Tom Scanlan tries out a second generation version of the ever-popular Qashqai
Travelling in the new Qashqai was a pleasure. This new version of a popular car has raised its own bar.
The seats are very comfortable with good lower-back support for the driver, who also gets a tilt/telescope adjustable steering-wheel. The instruments showed clearly, both in daylight and at night with pointers and numbering in the classical white on black. At night-time, there’s also pleasant ambient lighting. The headlamps are automatic, just one of many standard features on Premium versions.
The long list of such features is certainly one of the most impressive aspects of the car, priced at less than £22,000 on-the-road.
Take safety for example. On the prevention side, there’s Lane Departure Warning, Front Collision Avoidance (at speeds up to 19mph), Electronic Stability Control and Chassis Control; all of these automatic systems are designed to lessen the chances of an accident. Should the worst happen and there’s a crash, the front seats are protected by front, side and curtain airbags, plus pre-tensioner seat-belts and ‘active’ head-rests.

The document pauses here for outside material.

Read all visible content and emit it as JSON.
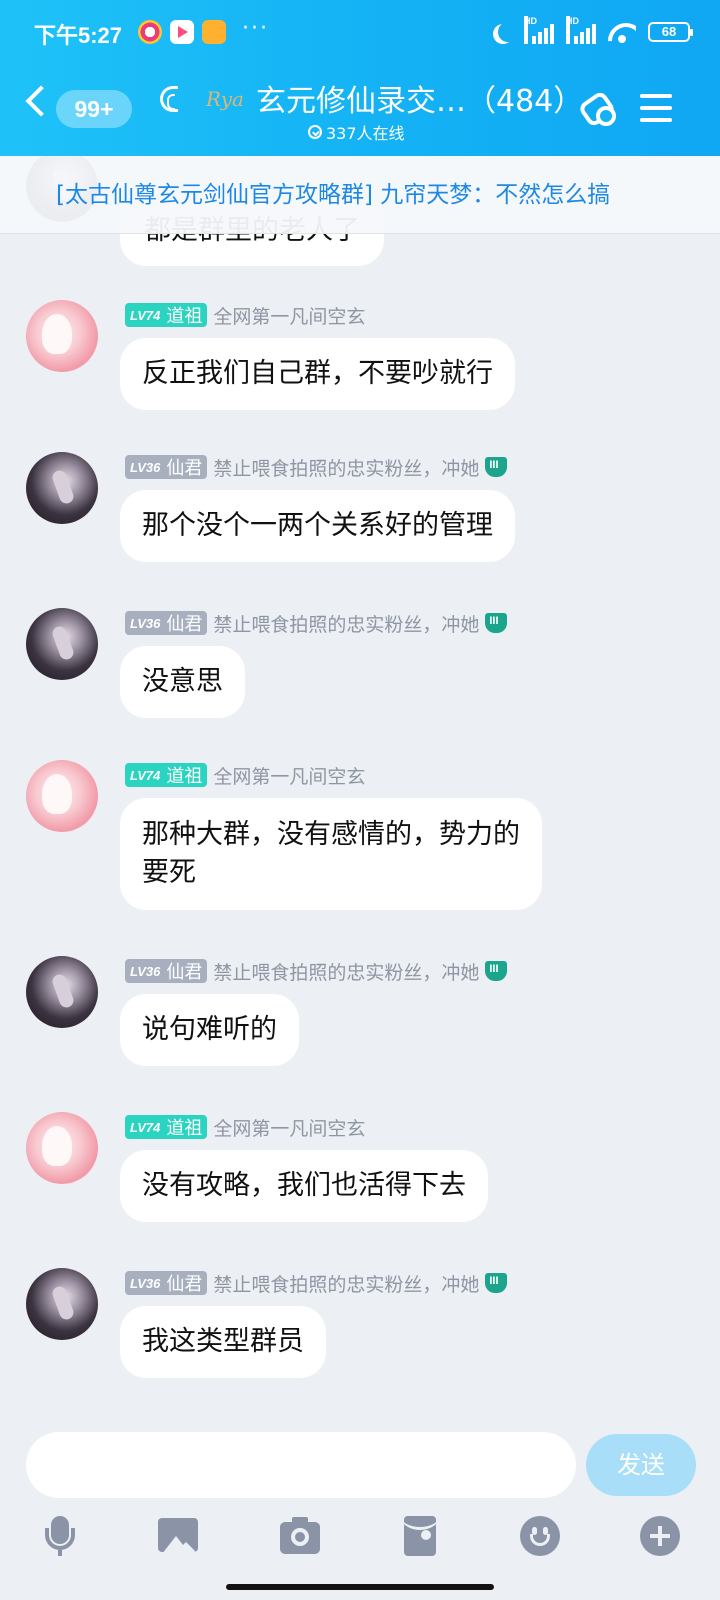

For convenience, a generously-sized screen is provided for the satellite navigation, whilst Bluetooth and a CD DAB radio linked to Nissan’s Connect system makes for good communication with the outside world.
The driver gets yet more useful features. These include a colour reversing camera, one-touch and anti-trap window operation, steering that’s selectable for ‘normal’ or the sharper ‘sports’ mode, on-board computer, and cruise control with speed limiter.
Air conditioning is of the dual-zone type and adds to the overall impression of quite a sophisticated car.
It could be expected that a car of this size powered by an engine providing 115PS from its 1197cc, four–cylinders, would be a reasonably good performer. Initial acceleration from rest is perfectly adequate, provided the accelerator gets a good push. Zero to 62mph take less than eleven seconds. About the only times this Qashqai struggled a little was on longer, steeper hills where it was of course a simple matter to drop down a gear or two to keep up the momentum. The engine itself feels smooth at all times and the car is perfectly relaxed on the motorway.
The 6-speed gearbox provided quick, easy changes overall.
The car handled nicely, holding on effortlessly around brisk bends. The brakes, discs at both front and rear, performed equally well, with smooth and powerful effect in emergency situations (as tested, but not actually experienced).
The steering, which is electrically speed-sensitive, was another positive feature.
The Qashqai, being a family car, is easy for passengers to get in and out of. It’s also very versatile for loads of various types. The rear seats are simple to fold down and back up again. The boot can be compartmentalised and its cover is much easier to remove than in some other cars. There is a full spare wheel under the floor.
Fuel consumption? The official Combined figure of 50.4mpg is, as usual, merely to be taken as a guide to compare against other cars. My own experience was about 47mpg on motorways, 43mpg cross-country and 32mpg in town.
The Qashqai was always a good car. Now it’s even better.
WHEELS-ALIVE TECH. SPEC. IN BRIEF
Nissan Qashqai 1.2 Acenta
Drivetrain: Front engine, front wheel drive
Engine: 1198cc overhead camshaft, 16 valve four cylinder direct injection petrol
Power: 115 PS @ 4,000 rpm
Torque: 140 lb/ft @ 2-4000 rpm
0–62 mph: 10.9 seconds
Top speed: 115 mph
Fuel consumption, ‘official’ figures:
‘Urban’: 40.9 mpg
‘Extra urban’: 57.6 mpg
‘Combined’: 50.4 mpg
PRICE (‘On The Road’): £20,995 (without options)
Warranty: Three years/60,000 miles; three years paint; twelve years anti-corrosion.